‘Mommy’ comes home

Home > Culture > Features

print dictionary print

‘Mommy’ comes home

Lee Young-ju, 50, a teacher at an elementary school in Denmark, has been teaching Korean language and culture to Korean adoptees for three years. Known among the adoptees as “Mommy,” Ms. Lee visited Seoul this month to attend the 2004 KOWIN (Korean Women’s International Network) conference.
“Sending Korean babies to foreign countries is giving up the future of Korea,” she said. “I have heard Danish people say they bought a baby a Korean prostitute threw away. I felt deeply insulted and saddened.”
She talked about Koreans’ indifference toward orphans, as well as the urgent need for sex education and social welfare for young single mothers. According to Ms. Lee, there are about 150 Korean immigrants in Denmark, while Korean adoptees number more than 9,000.
Ms. Lee went to Europe 29 years ago to meet her Danish pen-pal and ended up settling there. She now has a 27-year-old daughter and a 24-year-old son. After getting married, she studied hard to become a teacher. She often invited Korean adoptees to her house to introduce them to Korean food and culture.
“The Korean government must train teachers to teach our culture to Korean adoptees abroad. This is more necessary than boxes of toys,” Ms. Lee said.

More in Features

Kakao TV launches this month, takes on Netflix

[TURNING 20] In a sea of hate, change flourishes

Criticism of sex ed books for kids raises more questions than answers

When it comes to sex ed, this Danish author says just talk about it

The traveling grandma who's 'alive and kicking it'

Log in to Twitter or Facebook account to connect
with the Korea JoongAng Daily
help-image Social comment?
lock icon

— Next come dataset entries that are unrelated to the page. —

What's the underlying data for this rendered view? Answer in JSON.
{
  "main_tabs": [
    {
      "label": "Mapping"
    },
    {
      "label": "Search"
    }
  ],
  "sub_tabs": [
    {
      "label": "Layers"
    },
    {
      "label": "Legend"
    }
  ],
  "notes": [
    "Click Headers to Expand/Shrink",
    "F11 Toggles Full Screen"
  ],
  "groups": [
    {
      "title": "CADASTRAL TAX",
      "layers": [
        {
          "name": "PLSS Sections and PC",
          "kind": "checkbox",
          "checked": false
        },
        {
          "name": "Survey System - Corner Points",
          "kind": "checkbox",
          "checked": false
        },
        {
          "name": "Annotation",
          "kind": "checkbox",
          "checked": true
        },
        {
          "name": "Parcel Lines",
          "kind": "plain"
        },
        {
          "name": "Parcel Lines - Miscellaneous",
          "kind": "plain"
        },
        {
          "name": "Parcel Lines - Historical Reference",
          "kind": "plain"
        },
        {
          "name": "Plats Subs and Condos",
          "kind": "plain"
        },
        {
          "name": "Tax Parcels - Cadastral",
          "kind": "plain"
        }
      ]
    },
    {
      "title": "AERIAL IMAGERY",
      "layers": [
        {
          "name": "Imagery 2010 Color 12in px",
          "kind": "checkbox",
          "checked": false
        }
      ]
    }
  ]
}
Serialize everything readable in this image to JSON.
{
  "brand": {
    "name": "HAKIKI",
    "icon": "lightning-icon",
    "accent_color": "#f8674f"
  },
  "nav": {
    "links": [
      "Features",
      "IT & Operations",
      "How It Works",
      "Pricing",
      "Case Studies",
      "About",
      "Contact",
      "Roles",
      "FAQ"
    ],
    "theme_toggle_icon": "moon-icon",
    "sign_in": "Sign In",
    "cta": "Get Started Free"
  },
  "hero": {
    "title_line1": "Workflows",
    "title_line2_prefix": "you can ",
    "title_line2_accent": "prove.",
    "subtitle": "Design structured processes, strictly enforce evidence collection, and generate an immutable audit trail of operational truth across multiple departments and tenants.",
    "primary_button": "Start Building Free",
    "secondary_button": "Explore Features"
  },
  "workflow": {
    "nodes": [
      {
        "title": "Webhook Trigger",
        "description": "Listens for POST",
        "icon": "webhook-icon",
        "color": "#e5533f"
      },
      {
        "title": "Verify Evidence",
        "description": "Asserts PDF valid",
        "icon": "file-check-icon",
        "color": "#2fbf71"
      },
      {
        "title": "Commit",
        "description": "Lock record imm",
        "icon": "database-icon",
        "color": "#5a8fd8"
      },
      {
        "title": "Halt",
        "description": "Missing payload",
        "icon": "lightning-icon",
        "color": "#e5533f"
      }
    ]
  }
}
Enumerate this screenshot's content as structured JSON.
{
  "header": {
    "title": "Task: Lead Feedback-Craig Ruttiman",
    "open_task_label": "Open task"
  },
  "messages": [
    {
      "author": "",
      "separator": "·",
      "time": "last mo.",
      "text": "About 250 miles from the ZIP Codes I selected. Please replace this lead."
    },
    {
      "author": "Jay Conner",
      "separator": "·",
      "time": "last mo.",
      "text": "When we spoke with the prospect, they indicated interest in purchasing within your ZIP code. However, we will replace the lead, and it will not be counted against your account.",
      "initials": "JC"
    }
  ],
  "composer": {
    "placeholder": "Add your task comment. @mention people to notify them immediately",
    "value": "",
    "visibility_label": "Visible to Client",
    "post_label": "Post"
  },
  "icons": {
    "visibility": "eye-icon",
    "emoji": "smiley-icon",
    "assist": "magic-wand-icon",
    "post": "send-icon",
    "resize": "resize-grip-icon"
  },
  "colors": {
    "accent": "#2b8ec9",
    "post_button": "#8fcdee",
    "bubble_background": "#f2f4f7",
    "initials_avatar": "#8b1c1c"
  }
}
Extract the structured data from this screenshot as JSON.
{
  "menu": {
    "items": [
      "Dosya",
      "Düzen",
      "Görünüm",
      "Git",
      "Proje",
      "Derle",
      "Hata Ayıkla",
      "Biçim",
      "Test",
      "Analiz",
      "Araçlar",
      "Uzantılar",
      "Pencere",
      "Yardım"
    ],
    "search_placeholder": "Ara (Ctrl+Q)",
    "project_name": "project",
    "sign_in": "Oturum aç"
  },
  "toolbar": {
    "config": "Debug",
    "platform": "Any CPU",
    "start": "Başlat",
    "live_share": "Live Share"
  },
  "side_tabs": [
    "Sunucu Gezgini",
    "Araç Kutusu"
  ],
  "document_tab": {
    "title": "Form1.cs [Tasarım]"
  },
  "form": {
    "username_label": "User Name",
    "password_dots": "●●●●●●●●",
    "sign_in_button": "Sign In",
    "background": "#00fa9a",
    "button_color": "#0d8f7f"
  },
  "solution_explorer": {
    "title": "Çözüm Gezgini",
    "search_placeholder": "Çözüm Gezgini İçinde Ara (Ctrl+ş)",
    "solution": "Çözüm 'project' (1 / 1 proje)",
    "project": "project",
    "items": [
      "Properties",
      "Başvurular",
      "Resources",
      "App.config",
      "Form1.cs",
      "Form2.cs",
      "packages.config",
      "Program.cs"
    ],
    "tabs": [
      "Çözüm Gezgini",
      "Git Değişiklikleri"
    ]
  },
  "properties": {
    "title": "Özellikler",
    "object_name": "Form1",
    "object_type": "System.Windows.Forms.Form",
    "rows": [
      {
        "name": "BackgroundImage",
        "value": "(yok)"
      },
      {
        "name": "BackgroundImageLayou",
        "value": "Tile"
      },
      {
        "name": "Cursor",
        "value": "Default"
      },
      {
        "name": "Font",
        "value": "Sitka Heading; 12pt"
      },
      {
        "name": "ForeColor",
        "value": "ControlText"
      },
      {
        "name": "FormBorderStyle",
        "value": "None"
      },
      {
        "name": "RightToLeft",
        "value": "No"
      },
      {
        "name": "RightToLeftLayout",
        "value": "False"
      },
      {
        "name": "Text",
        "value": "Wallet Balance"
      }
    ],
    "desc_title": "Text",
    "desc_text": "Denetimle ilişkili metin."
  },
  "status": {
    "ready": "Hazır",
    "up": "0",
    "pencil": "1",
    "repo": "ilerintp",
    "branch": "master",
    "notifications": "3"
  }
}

To write comments, please log in to one of the accounts.

Standards Board Policy (0/250자)

What’s Popular Now